─── Available data ───
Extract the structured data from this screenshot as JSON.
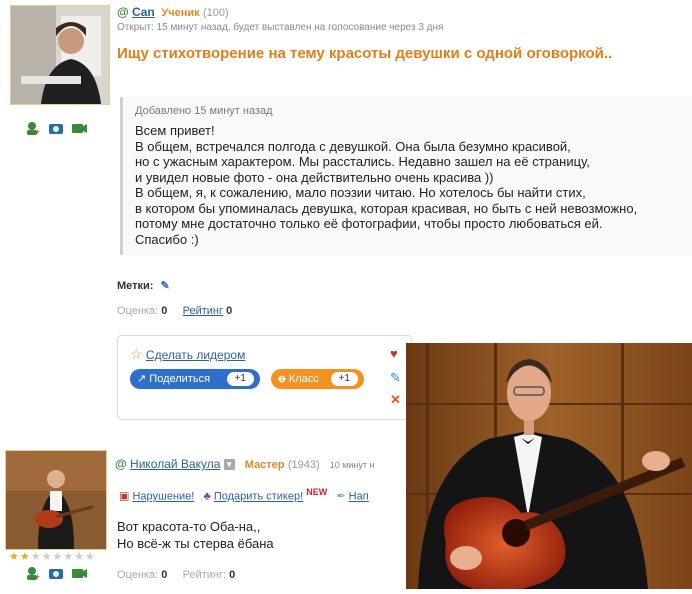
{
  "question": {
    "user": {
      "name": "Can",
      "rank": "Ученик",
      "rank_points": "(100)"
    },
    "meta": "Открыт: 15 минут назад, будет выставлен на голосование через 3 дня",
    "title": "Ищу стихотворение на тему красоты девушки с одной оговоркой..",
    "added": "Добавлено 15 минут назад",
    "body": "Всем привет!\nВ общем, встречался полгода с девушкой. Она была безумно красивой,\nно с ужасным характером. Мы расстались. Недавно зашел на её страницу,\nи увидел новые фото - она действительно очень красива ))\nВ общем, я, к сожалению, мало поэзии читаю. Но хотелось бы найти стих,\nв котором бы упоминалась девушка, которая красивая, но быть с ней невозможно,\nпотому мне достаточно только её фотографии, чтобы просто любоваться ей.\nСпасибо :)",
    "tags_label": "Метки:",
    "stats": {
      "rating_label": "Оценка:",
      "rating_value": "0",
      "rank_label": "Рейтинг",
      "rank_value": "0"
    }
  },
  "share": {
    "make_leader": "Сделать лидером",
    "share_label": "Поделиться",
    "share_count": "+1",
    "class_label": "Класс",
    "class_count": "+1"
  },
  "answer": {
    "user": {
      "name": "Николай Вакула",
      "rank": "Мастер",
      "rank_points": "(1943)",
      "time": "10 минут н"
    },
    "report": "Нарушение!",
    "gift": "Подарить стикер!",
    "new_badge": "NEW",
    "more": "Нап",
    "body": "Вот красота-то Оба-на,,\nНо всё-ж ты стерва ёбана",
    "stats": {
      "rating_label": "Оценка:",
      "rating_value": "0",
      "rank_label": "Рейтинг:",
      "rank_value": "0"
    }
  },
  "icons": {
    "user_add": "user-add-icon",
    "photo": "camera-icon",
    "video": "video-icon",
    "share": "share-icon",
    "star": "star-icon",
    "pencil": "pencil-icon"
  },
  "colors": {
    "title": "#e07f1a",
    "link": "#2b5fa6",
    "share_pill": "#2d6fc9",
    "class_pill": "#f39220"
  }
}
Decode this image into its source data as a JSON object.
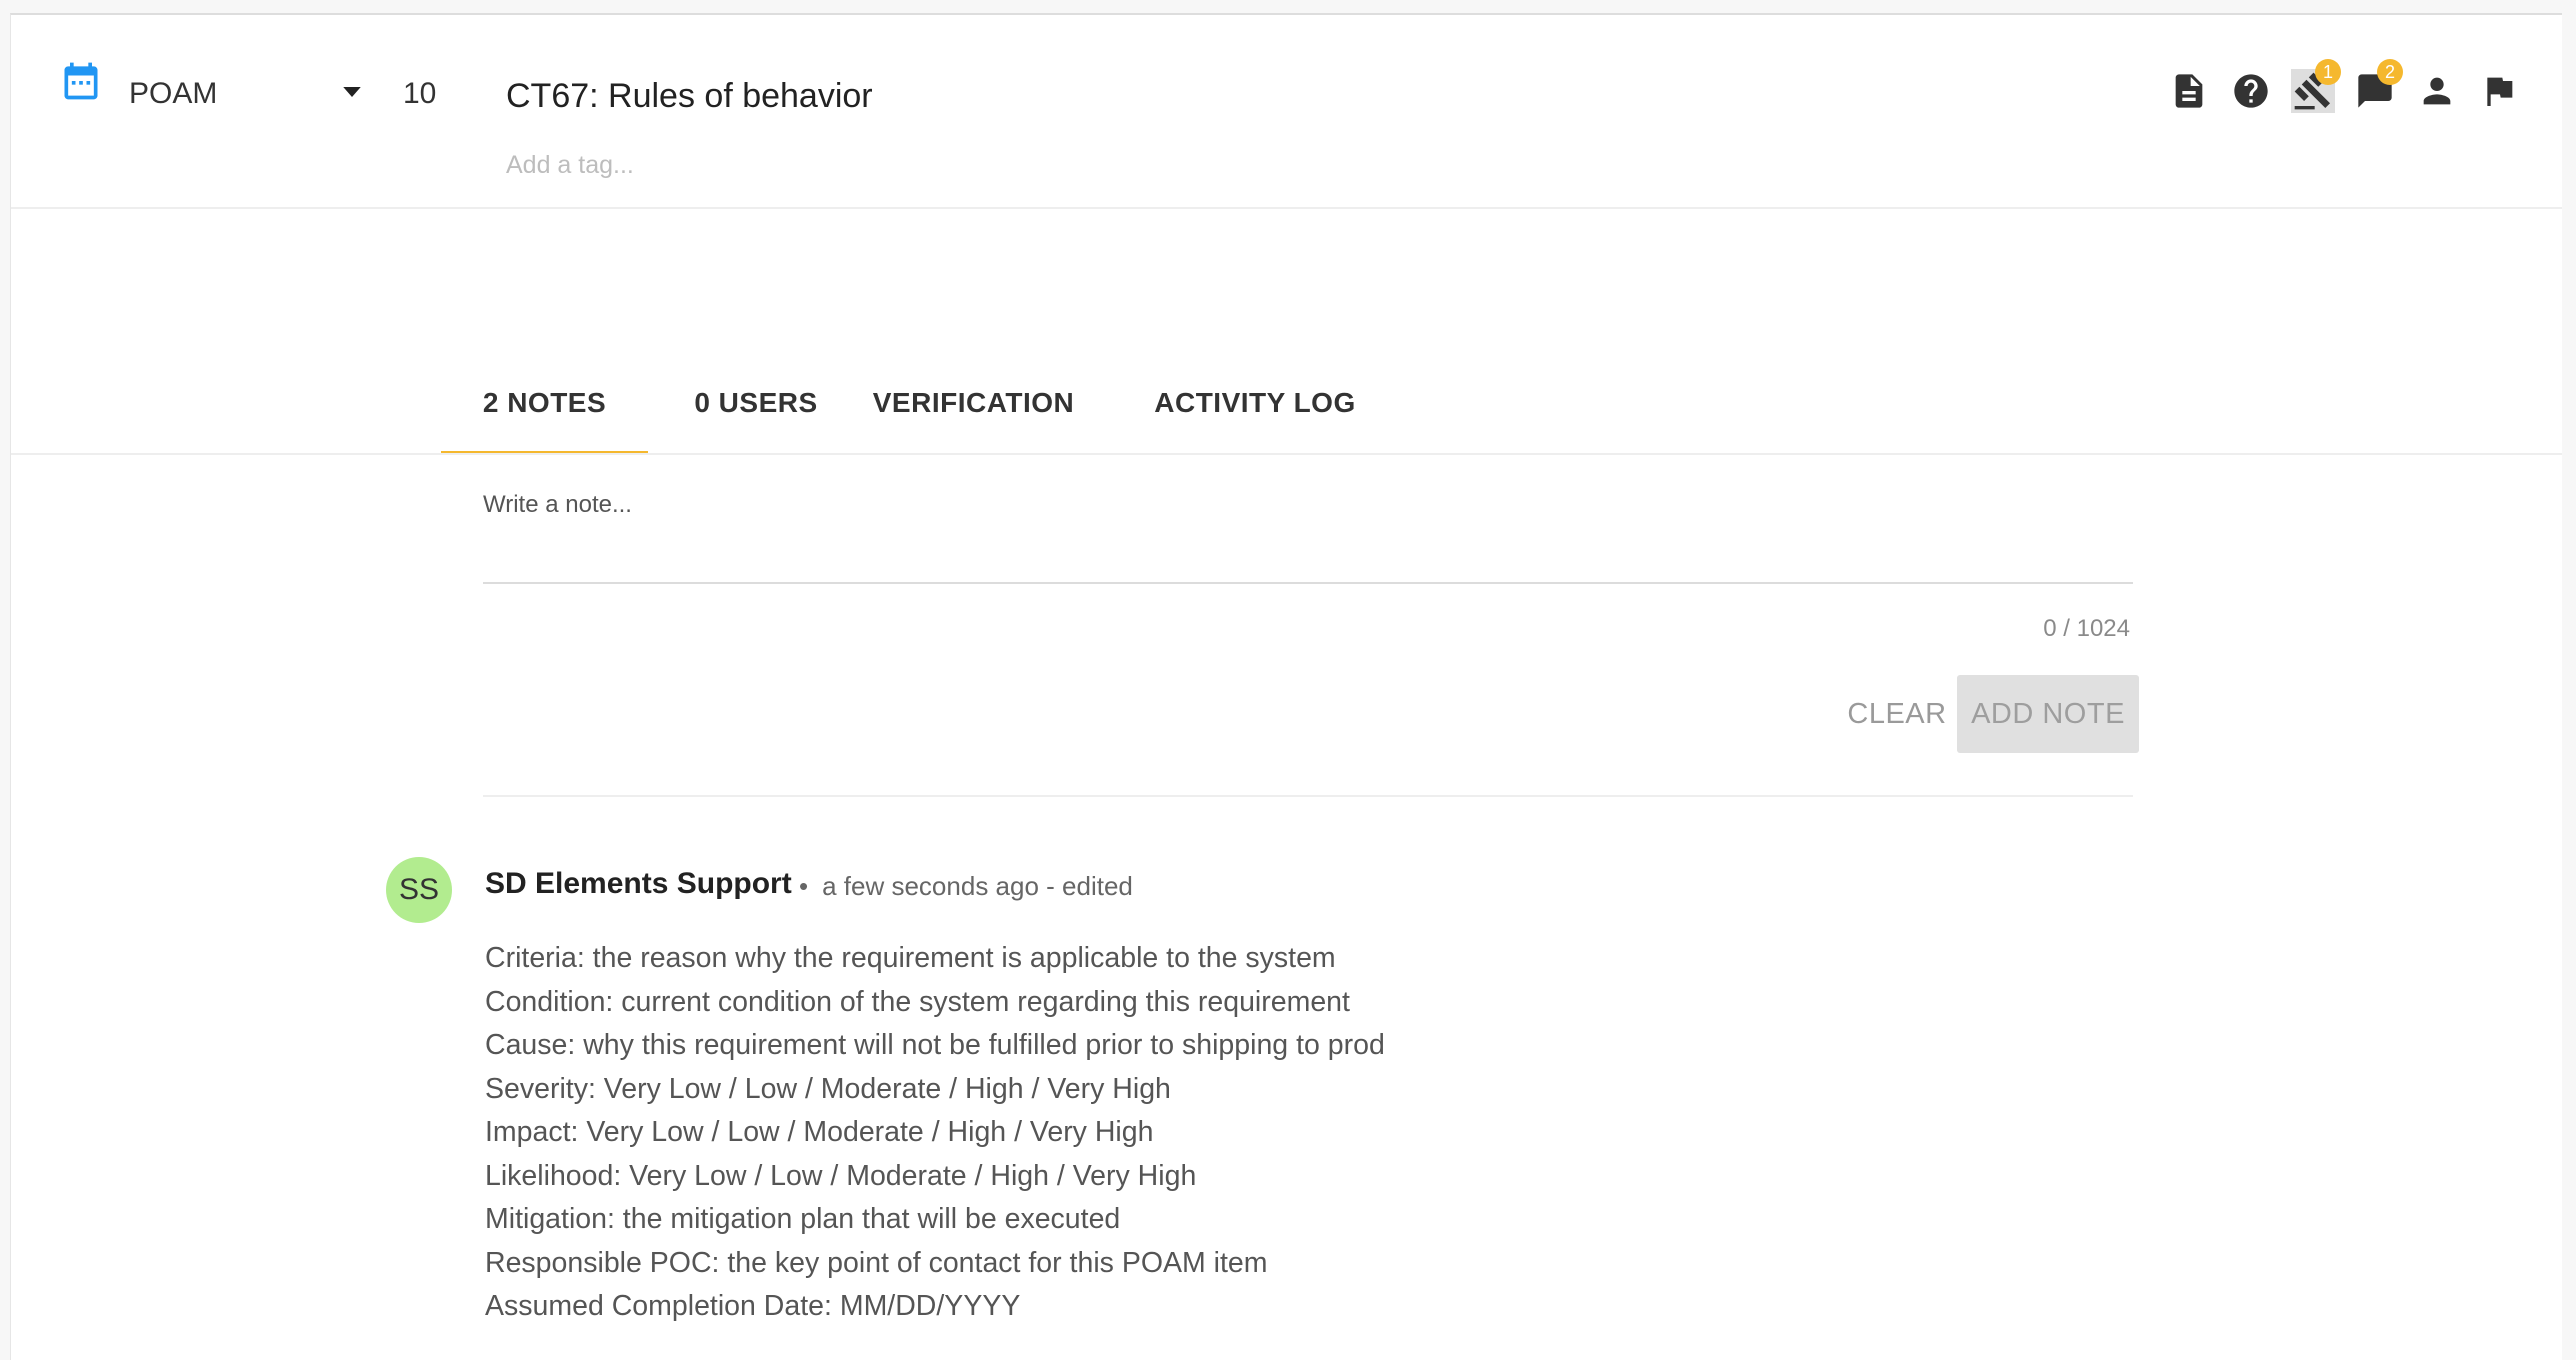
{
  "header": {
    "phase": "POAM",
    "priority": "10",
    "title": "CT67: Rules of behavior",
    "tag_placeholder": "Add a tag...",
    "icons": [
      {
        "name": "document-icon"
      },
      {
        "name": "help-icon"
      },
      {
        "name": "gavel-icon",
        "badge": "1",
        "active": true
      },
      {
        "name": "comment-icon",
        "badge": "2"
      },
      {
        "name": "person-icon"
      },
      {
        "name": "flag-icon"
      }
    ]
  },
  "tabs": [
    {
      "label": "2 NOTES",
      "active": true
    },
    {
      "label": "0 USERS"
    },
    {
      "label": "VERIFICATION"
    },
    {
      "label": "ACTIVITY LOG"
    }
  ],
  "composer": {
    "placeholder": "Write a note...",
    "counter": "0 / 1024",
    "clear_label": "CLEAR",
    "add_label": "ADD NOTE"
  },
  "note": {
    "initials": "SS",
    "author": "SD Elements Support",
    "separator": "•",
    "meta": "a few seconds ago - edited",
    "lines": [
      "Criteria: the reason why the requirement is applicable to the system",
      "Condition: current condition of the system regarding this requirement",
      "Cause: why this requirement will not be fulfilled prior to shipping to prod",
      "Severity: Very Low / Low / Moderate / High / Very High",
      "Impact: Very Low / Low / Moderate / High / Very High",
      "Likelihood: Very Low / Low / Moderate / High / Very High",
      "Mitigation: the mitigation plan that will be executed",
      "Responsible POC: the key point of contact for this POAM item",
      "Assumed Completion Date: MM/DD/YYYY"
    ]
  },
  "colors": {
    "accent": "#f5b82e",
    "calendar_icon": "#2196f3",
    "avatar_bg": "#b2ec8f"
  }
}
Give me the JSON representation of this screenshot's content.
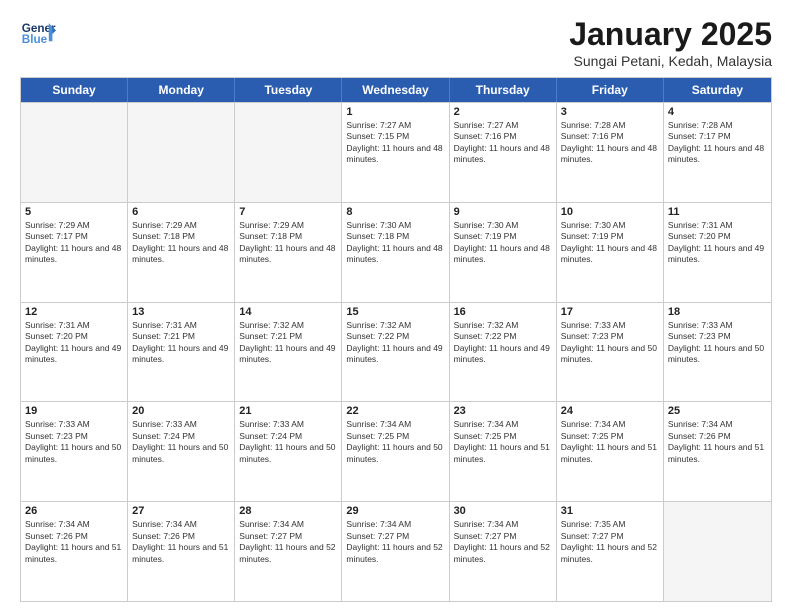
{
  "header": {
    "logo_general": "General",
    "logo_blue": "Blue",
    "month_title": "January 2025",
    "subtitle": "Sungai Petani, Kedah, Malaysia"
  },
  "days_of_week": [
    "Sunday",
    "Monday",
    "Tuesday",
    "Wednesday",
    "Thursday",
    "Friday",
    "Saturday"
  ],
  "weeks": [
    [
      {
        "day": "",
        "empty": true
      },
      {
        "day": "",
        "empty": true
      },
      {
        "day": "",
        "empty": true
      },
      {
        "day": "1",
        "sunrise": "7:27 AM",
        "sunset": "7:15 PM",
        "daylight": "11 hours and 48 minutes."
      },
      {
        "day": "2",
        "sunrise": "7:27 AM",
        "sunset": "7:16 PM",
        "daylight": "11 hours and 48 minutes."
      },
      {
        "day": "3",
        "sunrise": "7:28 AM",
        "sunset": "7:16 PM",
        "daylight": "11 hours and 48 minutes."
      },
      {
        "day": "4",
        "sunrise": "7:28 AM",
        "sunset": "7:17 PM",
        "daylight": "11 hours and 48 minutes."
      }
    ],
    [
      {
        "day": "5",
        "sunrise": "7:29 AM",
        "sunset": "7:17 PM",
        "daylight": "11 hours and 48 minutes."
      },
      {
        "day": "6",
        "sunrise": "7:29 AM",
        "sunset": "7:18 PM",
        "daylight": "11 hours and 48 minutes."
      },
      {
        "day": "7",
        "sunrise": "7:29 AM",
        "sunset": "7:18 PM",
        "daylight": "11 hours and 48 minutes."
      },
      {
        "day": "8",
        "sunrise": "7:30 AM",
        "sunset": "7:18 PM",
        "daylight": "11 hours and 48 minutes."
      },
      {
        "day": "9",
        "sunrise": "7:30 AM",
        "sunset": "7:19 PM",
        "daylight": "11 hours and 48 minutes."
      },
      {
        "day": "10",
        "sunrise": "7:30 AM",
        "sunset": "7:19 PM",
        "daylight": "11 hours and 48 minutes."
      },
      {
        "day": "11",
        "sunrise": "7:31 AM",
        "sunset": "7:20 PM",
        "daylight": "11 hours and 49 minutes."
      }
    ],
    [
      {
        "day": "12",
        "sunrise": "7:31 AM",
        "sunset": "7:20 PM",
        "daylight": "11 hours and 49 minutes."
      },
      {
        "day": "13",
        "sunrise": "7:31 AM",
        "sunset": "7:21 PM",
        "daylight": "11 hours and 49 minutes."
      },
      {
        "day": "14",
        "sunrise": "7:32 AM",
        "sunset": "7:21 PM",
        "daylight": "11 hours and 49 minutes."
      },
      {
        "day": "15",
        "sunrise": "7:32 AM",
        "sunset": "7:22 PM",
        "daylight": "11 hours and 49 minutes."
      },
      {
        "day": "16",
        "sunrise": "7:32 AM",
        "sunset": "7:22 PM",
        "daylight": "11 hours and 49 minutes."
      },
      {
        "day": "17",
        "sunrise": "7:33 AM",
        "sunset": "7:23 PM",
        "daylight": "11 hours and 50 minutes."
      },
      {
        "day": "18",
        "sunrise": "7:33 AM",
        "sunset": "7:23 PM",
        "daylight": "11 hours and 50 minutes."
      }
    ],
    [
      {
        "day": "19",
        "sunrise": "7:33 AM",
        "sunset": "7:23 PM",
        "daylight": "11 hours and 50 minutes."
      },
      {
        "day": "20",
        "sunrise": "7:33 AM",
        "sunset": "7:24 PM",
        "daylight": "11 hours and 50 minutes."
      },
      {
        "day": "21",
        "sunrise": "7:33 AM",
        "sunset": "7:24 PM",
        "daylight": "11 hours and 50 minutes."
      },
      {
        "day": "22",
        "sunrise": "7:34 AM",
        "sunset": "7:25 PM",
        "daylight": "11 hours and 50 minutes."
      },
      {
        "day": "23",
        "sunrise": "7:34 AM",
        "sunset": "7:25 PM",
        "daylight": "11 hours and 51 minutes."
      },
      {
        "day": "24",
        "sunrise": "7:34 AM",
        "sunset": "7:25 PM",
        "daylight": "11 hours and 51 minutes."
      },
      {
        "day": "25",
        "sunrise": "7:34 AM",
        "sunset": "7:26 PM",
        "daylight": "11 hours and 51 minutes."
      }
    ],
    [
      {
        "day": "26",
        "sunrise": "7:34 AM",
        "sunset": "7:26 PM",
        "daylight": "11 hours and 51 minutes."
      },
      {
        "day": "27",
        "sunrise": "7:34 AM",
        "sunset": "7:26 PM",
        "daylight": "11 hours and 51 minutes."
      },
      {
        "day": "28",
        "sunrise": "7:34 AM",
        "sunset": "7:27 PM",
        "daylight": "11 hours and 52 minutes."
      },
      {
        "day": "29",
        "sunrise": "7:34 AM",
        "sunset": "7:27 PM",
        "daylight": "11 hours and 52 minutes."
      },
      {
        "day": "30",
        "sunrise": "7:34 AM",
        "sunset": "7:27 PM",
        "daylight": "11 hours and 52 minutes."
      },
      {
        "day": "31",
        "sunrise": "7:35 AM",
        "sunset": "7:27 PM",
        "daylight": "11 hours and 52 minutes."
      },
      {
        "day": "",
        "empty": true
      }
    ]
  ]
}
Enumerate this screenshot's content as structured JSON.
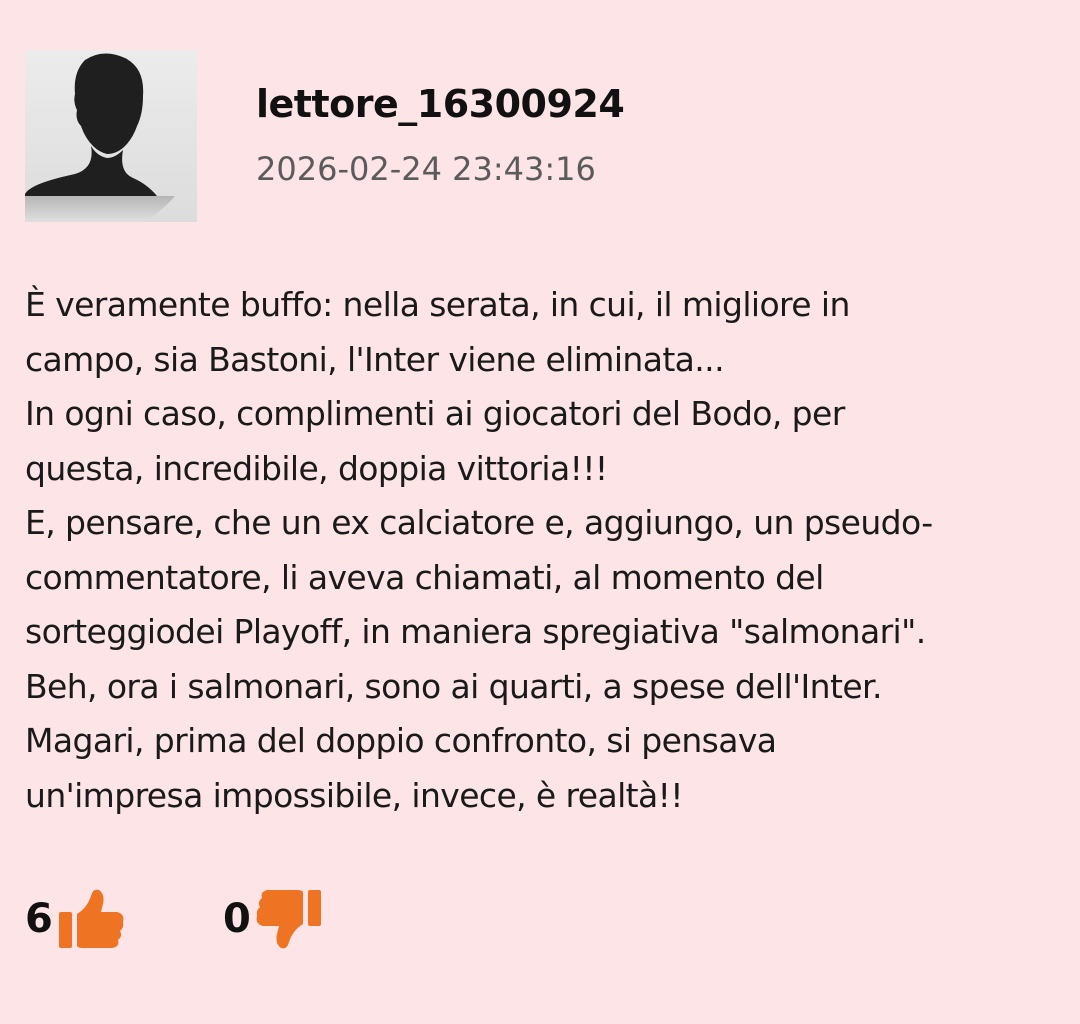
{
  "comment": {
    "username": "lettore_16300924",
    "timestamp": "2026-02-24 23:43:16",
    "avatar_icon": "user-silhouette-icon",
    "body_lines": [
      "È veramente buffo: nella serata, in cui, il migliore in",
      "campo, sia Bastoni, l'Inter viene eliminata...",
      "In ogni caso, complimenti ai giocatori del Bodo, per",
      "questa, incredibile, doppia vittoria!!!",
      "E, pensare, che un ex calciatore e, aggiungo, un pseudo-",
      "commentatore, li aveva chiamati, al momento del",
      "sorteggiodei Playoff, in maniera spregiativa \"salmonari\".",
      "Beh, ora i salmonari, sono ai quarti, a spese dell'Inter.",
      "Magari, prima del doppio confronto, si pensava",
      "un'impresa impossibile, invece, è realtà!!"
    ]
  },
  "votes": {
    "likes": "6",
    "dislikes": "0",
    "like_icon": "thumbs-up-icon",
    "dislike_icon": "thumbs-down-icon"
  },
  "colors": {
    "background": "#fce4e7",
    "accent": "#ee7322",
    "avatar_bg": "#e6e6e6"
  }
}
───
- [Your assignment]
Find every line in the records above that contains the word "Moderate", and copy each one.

- [The answer]
      "Severity: Very Low / Low / Moderate / High / Very High",
      "Impact: Very Low / Low / Moderate / High / Very High",
      "Likelihood: Very Low / Low / Moderate / High / Very High",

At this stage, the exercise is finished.